[[ Working data, beginning ]]

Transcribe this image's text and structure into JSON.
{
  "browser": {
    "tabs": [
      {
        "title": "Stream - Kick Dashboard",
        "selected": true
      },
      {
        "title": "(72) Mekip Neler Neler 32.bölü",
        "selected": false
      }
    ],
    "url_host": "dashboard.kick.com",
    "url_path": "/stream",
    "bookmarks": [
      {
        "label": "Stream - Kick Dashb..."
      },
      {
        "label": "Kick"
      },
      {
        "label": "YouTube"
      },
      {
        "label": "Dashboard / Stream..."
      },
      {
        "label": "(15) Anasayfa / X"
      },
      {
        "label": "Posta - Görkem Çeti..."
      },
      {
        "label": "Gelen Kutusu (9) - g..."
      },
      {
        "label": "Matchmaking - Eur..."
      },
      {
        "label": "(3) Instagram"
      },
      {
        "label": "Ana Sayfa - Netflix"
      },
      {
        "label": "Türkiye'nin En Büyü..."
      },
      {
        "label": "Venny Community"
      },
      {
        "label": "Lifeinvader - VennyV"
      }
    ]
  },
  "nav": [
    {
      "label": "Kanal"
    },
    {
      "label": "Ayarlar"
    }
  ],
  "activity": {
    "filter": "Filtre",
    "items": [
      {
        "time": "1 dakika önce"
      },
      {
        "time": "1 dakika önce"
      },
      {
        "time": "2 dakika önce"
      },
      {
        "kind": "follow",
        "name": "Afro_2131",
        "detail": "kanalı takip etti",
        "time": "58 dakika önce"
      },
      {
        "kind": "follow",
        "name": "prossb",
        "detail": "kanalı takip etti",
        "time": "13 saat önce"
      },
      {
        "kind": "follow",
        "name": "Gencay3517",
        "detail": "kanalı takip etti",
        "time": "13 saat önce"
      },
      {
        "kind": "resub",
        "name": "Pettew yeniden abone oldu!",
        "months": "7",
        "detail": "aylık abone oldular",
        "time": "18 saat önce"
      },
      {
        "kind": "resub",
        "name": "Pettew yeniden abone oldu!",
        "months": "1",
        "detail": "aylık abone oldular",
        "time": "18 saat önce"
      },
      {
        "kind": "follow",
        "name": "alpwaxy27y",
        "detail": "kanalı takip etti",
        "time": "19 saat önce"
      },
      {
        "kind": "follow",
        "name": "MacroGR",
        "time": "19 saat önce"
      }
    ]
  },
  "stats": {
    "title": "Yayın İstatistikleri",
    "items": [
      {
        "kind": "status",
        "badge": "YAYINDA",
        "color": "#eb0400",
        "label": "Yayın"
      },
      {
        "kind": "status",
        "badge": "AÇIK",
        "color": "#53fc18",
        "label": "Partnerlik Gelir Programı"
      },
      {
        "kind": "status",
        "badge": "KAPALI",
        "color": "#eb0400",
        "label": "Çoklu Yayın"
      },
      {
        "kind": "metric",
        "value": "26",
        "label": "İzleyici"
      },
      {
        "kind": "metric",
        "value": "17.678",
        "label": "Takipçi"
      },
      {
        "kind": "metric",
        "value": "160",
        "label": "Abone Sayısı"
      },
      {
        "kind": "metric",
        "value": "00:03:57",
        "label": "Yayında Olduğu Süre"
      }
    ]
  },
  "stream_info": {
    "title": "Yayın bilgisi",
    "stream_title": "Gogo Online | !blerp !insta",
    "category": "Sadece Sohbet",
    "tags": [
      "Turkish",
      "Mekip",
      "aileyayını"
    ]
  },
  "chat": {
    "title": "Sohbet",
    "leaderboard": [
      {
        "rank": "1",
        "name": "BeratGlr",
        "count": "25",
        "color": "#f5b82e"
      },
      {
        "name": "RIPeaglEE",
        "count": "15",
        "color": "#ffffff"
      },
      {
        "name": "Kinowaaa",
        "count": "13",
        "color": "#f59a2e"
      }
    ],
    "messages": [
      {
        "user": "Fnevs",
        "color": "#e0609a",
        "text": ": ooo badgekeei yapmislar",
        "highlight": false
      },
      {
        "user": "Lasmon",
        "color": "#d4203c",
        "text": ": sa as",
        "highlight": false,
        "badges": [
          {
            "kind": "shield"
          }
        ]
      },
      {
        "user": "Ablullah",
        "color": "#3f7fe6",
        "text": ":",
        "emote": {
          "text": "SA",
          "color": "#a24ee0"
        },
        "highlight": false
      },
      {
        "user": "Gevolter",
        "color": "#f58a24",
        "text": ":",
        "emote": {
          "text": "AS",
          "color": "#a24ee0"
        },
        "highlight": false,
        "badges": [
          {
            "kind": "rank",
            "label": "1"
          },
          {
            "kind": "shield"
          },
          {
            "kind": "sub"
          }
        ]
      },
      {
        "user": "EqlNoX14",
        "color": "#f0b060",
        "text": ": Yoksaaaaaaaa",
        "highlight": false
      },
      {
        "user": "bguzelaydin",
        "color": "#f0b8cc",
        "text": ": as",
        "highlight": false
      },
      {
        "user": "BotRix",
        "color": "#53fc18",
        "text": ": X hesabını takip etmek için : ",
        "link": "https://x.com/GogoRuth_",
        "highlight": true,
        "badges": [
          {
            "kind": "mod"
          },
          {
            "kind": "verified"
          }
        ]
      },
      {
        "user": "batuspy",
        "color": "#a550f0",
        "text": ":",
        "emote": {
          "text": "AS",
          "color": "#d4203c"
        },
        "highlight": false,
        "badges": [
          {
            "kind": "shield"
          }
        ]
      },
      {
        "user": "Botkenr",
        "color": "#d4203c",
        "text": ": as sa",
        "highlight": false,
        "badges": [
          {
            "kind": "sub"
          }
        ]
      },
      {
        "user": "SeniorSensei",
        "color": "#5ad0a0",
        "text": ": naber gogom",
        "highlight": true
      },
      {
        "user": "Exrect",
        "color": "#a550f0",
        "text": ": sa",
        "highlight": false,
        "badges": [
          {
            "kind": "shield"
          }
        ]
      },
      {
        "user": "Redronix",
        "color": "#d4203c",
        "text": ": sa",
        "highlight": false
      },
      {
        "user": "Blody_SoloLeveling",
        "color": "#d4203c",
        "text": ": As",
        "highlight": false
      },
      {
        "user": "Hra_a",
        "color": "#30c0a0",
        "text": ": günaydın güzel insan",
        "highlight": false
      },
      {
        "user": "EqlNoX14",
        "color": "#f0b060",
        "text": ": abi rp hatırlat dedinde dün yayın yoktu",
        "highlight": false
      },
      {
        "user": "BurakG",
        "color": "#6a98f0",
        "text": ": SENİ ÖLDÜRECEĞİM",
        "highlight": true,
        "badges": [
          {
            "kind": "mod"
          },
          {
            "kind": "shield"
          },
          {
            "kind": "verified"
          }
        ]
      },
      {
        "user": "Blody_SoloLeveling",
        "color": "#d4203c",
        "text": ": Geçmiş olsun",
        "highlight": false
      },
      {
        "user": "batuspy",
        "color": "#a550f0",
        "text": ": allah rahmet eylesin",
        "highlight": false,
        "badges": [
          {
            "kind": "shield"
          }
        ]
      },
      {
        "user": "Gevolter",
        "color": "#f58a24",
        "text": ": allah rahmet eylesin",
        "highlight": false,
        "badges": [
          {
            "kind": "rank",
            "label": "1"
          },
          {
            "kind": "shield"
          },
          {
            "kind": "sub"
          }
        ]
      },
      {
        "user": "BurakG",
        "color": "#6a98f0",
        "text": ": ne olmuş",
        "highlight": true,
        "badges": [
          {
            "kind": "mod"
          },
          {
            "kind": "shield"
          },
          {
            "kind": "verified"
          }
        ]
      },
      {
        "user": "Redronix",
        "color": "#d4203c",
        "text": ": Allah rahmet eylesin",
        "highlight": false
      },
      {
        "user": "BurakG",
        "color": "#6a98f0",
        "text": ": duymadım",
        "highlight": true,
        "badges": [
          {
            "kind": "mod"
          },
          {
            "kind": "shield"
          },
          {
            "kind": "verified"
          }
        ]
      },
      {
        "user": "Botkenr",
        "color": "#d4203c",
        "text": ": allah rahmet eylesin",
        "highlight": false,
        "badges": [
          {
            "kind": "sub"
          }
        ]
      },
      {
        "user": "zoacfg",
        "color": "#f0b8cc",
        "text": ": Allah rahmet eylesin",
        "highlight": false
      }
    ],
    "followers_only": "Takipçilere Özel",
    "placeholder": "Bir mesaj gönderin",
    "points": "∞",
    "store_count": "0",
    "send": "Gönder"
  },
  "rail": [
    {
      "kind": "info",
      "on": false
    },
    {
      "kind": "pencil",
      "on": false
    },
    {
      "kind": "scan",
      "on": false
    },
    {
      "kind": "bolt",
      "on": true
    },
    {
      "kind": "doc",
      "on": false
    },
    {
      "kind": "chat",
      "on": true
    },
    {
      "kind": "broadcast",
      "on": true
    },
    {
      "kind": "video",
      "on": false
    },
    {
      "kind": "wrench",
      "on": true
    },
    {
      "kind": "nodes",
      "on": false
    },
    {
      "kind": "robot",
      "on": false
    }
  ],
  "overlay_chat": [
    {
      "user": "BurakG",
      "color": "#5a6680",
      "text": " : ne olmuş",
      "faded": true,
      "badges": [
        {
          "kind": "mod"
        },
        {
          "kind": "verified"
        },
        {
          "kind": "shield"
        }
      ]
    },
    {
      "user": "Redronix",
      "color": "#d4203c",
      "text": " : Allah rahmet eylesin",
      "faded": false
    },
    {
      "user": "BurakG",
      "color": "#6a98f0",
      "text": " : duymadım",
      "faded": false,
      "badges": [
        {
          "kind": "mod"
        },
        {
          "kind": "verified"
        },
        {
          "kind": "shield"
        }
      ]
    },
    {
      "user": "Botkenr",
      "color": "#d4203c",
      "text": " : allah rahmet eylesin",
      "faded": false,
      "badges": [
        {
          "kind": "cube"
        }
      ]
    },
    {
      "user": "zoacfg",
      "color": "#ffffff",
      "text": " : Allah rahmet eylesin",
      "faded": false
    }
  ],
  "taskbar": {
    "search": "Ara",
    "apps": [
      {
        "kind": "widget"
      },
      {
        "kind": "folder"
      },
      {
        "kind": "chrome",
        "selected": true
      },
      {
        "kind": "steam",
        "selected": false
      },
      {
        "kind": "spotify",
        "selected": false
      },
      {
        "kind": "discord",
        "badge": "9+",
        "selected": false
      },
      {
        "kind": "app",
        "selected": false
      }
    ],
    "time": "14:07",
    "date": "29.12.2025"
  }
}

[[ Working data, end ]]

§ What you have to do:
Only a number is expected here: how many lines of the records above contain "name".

§ Completed exercise:
10